To clarify, this experiment does not represent the naming of the element, a process that can take over a decade, or the discovery of the element, which occurred at the Dubna lab in Russia, ten years ago. Instead, this experiment does manage to overturn years of nuclear physics, and send scientists back to the drawing board to recalibrate their theories on the heaviest of elements.

Super-heavy elements like 114 usually only exist for fractions of a second. Scientists make these elements one atom at at time by smashing together the nuclei of lighter elements. Those nuclei fuse together, forming a new, heavier nucleus of the larger element, before rapidly decaying back into lighter material.

However, nuclear physicists hypothesize that a magic number of protons and neutrons could produce enough binding energy to counteract the forces that tear apart the heavy nuclei, and render the new elements as stable as the common elements that exist outside of atom smashers. The physicists called these magic numbers the "island of stability", because the elements with the numbers cluster together on the periodic table, flanked on all sides by ephemeral elements that dissipate in nanoseconds.

So far, no one has even imagined any practical uses for the super heavy elements that inhabit the island of stability. Rather, the search for these stable elements was best described by famed scientist Oliver Sachs, who, in a 2004 New York Times Op-Ed piece, noted that, "we search for the island of stability because, like Mount Everest, it is there."

Scientists hypothesized that element 114 had that magic number, a hypothesis this experiment has disproved.
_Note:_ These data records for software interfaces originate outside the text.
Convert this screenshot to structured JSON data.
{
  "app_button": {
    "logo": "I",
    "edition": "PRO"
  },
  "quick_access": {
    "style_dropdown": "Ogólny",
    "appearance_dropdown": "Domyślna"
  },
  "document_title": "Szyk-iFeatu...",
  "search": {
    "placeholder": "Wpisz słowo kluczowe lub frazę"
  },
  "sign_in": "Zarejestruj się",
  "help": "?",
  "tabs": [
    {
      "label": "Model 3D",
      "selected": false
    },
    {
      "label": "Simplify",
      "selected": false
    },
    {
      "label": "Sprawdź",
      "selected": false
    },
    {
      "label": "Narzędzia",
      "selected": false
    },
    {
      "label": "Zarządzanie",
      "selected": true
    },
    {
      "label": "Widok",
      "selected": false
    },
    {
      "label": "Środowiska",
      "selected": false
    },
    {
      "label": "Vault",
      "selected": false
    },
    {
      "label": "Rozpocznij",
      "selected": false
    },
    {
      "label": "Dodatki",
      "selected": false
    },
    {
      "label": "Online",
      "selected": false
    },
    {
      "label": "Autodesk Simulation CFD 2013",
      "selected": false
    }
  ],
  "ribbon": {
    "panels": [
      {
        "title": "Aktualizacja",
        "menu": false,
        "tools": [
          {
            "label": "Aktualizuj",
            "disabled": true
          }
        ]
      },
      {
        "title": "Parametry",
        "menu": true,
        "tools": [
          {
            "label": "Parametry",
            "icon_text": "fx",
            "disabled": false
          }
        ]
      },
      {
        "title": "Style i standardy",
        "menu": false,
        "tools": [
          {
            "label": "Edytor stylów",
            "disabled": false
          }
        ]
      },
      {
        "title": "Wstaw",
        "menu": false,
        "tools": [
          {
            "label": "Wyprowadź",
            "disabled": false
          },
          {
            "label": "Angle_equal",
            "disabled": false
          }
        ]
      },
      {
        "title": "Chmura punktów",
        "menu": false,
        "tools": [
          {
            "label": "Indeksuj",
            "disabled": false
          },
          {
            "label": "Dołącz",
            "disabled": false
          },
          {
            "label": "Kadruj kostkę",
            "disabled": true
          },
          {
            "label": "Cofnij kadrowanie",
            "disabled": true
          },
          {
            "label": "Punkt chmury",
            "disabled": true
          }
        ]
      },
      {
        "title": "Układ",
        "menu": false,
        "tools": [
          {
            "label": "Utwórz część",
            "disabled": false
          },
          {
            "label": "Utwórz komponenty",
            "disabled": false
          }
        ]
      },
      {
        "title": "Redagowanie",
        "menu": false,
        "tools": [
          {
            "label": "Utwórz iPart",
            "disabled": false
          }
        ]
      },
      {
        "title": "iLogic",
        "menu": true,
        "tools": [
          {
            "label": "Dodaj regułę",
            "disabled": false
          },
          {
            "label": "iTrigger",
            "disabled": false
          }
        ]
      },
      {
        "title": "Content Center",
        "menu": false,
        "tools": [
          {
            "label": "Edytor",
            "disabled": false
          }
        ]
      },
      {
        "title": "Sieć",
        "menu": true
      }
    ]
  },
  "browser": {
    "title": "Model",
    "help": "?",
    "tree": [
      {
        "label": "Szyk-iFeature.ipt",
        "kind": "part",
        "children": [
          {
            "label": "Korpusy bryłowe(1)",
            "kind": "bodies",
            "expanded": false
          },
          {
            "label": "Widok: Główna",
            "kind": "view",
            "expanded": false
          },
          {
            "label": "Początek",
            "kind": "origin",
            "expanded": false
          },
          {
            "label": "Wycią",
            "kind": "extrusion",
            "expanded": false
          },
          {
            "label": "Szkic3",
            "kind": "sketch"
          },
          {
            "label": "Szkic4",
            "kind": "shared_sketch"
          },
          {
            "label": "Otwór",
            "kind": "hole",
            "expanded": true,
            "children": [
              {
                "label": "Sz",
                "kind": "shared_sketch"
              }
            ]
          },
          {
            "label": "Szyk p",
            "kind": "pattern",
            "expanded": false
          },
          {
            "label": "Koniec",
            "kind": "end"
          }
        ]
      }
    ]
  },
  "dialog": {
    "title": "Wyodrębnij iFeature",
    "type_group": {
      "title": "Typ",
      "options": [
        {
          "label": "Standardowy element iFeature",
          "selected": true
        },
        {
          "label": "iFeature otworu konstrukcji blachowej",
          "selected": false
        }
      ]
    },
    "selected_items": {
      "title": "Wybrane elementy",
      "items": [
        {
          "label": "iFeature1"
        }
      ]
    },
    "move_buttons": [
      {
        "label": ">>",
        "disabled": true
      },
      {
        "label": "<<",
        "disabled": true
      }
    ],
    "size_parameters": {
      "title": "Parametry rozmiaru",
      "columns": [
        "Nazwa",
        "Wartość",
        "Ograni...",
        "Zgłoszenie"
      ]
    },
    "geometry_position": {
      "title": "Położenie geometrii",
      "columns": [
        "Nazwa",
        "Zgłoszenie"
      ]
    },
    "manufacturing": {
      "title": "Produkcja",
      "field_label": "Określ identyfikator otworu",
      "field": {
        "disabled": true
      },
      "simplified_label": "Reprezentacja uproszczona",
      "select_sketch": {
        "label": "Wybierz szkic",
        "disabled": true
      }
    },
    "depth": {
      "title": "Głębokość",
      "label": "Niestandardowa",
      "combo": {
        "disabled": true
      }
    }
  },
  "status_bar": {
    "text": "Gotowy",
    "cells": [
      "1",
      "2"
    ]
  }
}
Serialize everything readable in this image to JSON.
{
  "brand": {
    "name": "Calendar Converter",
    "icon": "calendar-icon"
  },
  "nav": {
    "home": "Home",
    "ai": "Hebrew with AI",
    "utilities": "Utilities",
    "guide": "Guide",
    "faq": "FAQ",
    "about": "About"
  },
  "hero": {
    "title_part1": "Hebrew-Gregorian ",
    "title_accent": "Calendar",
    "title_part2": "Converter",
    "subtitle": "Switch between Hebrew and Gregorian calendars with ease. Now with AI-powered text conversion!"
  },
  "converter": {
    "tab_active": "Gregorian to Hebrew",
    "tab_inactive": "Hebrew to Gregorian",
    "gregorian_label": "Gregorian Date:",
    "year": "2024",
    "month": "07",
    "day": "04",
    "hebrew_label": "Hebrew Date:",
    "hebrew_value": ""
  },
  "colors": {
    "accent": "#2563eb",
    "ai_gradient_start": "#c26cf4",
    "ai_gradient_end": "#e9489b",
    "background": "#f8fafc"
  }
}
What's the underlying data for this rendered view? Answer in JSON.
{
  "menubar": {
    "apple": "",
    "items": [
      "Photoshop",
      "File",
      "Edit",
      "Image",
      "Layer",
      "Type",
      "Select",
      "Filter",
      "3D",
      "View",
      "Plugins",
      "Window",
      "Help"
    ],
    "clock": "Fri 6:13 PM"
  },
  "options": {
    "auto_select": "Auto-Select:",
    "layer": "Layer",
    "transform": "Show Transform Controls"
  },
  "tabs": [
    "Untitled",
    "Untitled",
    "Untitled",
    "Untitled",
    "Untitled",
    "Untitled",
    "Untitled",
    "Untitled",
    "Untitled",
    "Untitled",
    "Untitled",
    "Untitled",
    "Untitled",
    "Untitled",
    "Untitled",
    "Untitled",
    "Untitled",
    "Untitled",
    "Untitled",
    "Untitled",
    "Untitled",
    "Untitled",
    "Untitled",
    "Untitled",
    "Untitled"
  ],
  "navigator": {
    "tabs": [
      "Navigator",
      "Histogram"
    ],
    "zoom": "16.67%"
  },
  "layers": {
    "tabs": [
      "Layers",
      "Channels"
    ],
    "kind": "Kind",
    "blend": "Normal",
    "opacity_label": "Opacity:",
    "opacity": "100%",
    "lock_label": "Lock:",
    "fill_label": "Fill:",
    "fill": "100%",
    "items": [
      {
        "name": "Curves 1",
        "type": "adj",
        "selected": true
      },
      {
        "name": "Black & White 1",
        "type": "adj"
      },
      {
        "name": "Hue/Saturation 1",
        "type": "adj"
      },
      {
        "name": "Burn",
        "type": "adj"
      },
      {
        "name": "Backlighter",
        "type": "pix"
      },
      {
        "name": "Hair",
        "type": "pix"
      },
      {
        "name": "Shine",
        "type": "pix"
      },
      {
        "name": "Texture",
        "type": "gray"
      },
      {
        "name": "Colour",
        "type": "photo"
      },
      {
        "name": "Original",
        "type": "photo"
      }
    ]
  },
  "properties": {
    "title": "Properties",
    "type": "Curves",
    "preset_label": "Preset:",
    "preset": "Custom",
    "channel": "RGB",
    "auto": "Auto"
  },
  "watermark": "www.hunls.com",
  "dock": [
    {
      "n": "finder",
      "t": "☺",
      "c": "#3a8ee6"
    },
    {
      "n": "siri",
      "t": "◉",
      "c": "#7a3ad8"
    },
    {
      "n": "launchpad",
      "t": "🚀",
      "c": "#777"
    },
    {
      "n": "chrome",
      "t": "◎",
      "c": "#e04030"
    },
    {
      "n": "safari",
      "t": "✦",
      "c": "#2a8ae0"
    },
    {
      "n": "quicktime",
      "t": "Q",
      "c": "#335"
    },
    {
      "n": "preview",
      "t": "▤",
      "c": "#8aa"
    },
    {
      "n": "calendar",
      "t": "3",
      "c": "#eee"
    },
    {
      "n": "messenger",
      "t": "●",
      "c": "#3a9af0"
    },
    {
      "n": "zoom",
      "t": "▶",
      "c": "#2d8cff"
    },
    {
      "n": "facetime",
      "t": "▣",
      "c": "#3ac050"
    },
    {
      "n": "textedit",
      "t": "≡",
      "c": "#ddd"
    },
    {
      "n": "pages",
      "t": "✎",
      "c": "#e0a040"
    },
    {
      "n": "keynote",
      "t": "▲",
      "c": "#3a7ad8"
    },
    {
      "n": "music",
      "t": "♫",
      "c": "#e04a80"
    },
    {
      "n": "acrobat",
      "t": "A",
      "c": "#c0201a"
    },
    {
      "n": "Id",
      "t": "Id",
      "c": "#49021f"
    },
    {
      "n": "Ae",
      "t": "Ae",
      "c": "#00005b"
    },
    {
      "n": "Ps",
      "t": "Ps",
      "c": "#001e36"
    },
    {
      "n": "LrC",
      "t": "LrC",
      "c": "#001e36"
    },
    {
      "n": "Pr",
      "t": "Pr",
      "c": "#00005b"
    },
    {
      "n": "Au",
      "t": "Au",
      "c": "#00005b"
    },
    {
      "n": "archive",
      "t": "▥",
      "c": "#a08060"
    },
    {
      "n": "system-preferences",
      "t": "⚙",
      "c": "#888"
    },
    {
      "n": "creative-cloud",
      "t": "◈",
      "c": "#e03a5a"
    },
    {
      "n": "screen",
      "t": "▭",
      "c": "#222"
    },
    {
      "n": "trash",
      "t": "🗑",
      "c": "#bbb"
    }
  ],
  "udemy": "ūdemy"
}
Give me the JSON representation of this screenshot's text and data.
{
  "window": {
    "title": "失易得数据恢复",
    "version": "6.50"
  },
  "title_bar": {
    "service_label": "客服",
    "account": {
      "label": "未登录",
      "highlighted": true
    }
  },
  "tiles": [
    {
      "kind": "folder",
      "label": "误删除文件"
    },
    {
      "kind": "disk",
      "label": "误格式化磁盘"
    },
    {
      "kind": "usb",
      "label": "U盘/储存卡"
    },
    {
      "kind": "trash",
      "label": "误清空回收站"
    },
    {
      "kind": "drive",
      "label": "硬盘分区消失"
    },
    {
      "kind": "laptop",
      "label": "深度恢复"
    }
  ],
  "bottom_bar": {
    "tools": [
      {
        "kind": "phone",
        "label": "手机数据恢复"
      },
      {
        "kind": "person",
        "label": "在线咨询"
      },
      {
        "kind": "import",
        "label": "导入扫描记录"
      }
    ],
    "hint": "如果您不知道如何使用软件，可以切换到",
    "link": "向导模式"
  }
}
Now the hope rests on elements 120 and 126, the next heaviest elements believed to contain the magic number of nuclear particles needed for stability.